HDB resale prices dip 0.6% in June to hit a two-year low (BT, 11 July 2014)
HDB resale prices continued to slip for the fifth consecutive month, registering a 0.6 percent dip in June from May and marking a fresh two-year low since April 2012. This translates to a 6.1 per cent drop from a year ago and a 3 percent fall year-to-date, going by data from the Singapore Real Estate Exchange (SRX), which looks at pre-caveat resale transactions and unit rental information. Softness in resale prices last month was seen in three, four and five-room resale flats. Resale prices for HDB executive flats, however, rebounded with a 1.3 per cent month-on-month increase in June.
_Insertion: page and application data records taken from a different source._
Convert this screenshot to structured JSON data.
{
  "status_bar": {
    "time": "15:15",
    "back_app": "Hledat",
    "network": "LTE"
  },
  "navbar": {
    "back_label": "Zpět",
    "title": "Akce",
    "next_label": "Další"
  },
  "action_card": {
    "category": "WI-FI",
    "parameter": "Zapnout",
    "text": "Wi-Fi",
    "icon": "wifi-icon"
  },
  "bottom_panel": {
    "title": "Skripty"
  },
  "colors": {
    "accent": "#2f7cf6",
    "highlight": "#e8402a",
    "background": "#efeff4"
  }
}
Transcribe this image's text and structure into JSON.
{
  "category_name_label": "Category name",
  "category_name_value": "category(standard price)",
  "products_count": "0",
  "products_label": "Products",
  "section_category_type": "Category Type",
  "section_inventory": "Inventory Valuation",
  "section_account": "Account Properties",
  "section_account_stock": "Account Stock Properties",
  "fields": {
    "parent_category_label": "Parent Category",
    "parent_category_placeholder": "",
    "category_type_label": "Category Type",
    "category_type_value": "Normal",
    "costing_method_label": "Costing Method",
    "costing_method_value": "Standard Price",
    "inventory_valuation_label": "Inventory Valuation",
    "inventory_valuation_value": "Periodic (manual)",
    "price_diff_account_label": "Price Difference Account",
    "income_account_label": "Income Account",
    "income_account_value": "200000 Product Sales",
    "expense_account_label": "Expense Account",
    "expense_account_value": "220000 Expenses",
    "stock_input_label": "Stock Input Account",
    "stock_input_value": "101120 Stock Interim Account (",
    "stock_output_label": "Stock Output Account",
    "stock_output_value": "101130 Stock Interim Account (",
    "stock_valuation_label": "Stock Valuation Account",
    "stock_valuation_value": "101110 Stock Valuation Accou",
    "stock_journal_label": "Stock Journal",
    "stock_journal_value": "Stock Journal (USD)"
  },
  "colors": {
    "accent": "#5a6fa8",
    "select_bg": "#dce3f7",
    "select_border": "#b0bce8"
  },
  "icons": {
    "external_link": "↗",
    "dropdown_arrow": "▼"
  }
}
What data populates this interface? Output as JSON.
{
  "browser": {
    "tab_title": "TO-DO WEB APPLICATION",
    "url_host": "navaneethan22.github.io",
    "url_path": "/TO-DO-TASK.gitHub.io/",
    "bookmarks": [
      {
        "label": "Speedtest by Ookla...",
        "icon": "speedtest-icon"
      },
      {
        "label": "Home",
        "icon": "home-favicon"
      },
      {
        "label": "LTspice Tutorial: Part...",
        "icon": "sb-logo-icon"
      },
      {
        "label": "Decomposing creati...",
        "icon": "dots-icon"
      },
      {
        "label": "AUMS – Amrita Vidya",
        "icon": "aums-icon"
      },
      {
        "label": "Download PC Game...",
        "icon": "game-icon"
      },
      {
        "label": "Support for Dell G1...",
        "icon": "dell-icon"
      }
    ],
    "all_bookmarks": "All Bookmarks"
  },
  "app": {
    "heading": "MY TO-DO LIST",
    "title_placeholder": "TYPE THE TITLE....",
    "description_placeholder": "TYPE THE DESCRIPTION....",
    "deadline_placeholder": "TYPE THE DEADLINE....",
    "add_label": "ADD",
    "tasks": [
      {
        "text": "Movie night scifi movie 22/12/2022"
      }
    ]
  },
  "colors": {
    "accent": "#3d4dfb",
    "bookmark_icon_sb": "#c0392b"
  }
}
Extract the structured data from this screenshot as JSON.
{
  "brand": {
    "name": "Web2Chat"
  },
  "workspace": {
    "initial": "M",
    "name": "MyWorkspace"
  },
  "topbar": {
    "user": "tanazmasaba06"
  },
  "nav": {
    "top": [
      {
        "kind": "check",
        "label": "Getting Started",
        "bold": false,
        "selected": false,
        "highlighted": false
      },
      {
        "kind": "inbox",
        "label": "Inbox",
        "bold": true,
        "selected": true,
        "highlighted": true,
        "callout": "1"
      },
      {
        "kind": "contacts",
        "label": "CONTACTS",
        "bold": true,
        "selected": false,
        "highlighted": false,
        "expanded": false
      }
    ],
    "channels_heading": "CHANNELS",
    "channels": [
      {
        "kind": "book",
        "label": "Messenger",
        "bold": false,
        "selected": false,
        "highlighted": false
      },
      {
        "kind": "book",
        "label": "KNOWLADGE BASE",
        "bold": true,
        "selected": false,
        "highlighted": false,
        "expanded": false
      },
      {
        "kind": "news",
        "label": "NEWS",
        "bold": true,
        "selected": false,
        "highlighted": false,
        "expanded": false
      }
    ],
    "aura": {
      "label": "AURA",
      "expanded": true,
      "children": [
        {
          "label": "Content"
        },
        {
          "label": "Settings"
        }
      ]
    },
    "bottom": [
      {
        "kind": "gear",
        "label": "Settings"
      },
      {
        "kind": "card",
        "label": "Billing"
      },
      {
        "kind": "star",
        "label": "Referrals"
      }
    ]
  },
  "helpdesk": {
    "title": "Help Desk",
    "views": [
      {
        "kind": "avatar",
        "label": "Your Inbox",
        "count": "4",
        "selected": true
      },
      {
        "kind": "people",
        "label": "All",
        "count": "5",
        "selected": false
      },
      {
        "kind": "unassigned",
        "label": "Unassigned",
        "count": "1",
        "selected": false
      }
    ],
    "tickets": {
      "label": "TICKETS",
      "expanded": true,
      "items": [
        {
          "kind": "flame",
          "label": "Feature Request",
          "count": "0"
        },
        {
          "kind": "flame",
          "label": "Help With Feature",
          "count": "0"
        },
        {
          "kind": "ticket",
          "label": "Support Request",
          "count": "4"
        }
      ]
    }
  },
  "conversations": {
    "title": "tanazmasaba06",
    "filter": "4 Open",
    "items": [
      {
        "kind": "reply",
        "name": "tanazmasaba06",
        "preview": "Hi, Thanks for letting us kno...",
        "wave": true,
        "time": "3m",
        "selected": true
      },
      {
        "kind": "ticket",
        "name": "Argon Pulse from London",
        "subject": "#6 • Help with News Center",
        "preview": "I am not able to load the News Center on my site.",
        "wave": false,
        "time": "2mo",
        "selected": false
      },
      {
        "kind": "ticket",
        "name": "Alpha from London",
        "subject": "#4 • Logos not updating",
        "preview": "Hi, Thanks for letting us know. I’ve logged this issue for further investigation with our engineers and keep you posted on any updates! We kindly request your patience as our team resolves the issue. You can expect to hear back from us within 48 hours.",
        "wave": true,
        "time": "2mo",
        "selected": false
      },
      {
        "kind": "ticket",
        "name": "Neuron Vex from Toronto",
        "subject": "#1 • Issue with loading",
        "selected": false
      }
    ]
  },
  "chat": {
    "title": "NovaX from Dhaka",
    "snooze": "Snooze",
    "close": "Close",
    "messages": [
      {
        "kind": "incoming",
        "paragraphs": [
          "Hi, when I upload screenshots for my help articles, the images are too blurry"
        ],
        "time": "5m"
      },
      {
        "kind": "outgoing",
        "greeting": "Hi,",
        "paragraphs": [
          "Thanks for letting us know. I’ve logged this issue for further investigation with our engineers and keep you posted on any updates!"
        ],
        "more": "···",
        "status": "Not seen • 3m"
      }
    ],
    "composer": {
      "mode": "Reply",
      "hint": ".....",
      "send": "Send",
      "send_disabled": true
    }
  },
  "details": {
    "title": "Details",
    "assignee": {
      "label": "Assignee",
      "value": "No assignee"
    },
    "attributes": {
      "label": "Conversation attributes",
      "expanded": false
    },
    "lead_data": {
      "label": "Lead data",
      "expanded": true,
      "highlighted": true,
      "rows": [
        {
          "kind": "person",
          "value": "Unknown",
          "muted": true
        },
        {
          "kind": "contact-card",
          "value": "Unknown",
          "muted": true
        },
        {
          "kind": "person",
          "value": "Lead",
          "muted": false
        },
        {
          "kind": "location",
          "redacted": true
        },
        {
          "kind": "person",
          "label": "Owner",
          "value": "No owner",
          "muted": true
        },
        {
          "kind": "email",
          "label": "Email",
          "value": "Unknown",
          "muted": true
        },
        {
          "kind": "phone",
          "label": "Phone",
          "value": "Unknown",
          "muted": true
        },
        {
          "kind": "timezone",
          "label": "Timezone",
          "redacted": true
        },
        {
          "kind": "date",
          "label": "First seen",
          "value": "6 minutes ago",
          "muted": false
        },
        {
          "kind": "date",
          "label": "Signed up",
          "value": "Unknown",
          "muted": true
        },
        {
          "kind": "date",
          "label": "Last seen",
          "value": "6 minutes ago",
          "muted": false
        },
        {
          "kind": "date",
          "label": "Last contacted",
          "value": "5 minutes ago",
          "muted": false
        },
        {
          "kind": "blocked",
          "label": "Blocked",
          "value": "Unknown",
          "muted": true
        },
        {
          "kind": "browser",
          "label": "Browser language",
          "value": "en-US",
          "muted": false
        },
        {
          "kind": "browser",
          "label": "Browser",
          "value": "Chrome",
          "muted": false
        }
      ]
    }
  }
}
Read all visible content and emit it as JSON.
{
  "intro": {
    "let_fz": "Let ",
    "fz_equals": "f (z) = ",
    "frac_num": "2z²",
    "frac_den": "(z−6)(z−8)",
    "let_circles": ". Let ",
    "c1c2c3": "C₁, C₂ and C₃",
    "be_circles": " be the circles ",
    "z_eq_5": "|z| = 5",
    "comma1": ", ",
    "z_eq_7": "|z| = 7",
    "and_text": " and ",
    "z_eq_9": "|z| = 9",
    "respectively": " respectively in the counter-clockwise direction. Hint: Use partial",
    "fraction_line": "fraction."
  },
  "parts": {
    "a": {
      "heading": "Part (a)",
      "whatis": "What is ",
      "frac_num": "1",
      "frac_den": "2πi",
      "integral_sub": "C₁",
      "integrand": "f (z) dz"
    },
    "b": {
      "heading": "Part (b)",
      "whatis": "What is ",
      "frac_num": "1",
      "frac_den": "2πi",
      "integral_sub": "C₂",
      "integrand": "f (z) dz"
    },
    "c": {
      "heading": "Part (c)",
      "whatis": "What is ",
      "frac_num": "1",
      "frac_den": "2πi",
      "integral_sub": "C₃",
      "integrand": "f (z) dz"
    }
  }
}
Property consultants are expecting HDB resale prices to soften by up to 8 percent over the whole of this year.
Government Land Sales
Sembawang EC tender result reflects softer market (BT, 11 July 2014)
A state tender for an executive condominium (EC) site in Sembawang Avenue has drawn just four bids, reflecting the soft sentiment for ECs following December’s introduction of a mortgage service ratio cap for EC purchases from developers. The top bid of $320.11 per square foot per plot ratio (psf ppr) is lower than the $350 psf ppr that another EC site in Sembawang fetched at a tender in January. In fact, the earlier site, a long Canberra Drive, is further from Sembawang MRT Station and it drew six bids. The top bid at 10th July’s tender closing is from a tie-up between units of Frasers Centrepoint and Keong Hong Holdings.